Work task -> Only the lines from the one containing "Read all visible content and emit it as JSON." to the end of the listing below are wanted, repeated exactly.

BEGIN

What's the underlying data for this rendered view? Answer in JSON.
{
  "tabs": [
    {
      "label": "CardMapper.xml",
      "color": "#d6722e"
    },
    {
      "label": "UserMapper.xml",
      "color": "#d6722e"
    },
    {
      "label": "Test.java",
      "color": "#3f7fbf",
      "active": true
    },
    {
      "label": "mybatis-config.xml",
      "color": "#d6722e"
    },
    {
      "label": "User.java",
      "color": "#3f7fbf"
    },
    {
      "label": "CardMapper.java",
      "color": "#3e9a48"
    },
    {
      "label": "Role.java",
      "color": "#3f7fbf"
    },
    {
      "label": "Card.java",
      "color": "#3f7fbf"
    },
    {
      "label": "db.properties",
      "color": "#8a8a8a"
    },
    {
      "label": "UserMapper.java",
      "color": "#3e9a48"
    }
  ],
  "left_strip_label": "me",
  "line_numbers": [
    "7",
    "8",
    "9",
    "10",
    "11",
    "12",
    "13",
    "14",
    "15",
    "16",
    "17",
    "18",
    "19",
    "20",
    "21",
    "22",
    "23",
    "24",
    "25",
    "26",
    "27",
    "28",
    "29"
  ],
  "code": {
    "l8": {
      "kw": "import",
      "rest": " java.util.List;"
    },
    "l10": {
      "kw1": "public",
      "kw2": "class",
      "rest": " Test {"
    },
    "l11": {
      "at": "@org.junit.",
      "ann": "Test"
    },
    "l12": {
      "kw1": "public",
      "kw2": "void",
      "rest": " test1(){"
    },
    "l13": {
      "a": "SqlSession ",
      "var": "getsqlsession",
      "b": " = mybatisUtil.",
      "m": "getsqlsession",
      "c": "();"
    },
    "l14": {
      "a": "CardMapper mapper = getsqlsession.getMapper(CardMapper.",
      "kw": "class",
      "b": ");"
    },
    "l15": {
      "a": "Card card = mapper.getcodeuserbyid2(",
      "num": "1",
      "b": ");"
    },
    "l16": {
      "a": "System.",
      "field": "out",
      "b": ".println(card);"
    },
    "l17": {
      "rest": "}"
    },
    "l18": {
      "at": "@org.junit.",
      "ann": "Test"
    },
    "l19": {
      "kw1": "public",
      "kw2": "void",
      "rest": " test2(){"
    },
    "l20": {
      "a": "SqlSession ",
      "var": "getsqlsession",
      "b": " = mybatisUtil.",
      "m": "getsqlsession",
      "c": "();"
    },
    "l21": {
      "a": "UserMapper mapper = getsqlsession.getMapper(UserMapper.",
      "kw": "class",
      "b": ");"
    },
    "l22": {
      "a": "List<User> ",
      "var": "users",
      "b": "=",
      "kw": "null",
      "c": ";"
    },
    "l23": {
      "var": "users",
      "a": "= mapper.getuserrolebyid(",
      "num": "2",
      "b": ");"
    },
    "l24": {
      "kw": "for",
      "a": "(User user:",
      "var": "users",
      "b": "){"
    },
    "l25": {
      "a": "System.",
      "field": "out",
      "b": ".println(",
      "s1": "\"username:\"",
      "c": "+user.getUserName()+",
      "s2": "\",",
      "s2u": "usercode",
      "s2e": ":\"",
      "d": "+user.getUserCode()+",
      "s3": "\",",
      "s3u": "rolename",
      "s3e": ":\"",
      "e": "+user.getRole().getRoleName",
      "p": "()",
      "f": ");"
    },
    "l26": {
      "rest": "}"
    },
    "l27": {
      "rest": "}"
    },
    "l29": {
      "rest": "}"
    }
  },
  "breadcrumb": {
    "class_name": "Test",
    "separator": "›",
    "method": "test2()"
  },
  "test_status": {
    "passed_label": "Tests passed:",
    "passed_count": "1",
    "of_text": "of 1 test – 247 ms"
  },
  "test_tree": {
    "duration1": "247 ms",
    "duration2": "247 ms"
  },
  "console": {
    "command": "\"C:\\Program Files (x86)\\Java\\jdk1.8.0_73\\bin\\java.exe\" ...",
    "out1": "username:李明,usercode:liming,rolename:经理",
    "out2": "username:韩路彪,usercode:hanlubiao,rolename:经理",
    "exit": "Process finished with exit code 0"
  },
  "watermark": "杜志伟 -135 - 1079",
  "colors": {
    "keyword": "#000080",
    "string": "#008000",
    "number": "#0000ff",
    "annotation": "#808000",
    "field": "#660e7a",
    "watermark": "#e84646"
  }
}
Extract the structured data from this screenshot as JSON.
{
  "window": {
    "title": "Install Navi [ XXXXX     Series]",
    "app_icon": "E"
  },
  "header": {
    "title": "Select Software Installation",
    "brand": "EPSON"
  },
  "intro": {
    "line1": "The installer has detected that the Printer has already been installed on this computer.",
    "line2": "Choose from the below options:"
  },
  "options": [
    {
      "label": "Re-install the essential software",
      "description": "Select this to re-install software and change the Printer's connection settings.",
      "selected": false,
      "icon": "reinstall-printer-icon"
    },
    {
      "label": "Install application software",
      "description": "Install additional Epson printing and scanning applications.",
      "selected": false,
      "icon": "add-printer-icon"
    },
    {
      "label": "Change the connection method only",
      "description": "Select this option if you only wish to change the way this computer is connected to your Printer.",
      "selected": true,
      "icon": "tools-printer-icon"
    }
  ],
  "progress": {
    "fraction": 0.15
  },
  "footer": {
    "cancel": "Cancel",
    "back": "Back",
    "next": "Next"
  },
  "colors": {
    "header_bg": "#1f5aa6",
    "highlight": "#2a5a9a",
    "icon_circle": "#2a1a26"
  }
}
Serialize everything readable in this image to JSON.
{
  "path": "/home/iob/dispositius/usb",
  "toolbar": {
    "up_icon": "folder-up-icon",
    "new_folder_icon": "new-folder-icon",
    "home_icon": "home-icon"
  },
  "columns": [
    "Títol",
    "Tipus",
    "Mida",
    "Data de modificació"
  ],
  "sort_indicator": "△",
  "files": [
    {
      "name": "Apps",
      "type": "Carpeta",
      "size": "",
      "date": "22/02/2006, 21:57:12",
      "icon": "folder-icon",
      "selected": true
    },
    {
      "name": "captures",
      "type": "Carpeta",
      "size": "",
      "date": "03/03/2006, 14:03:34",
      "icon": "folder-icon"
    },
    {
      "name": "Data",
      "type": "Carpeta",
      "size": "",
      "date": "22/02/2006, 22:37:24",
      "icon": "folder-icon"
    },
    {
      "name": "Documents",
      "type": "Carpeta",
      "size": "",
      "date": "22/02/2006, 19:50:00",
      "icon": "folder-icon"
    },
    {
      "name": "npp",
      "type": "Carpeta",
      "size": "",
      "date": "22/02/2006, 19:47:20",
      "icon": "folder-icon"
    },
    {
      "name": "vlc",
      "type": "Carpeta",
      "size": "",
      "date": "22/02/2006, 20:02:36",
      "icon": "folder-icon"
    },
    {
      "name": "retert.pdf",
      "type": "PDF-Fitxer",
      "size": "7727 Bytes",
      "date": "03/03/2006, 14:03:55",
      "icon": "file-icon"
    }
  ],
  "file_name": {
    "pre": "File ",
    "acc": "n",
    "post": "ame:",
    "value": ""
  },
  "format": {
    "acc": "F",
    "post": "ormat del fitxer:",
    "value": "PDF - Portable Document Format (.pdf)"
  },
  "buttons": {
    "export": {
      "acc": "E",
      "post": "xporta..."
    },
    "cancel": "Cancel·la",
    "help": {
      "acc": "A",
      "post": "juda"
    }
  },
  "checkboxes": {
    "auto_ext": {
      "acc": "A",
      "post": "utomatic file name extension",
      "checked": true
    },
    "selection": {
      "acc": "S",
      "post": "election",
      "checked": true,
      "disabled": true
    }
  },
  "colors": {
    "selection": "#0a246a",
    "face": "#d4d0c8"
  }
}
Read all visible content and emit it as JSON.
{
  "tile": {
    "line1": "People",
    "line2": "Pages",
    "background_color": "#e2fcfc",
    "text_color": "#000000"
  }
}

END

Exercise solution ->
Read all visible content and emit it as JSON.
{
  "tile": {
    "line1": "People",
    "line2": "Pages",
    "background_color": "#e2fcfc",
    "text_color": "#000000"
  }
}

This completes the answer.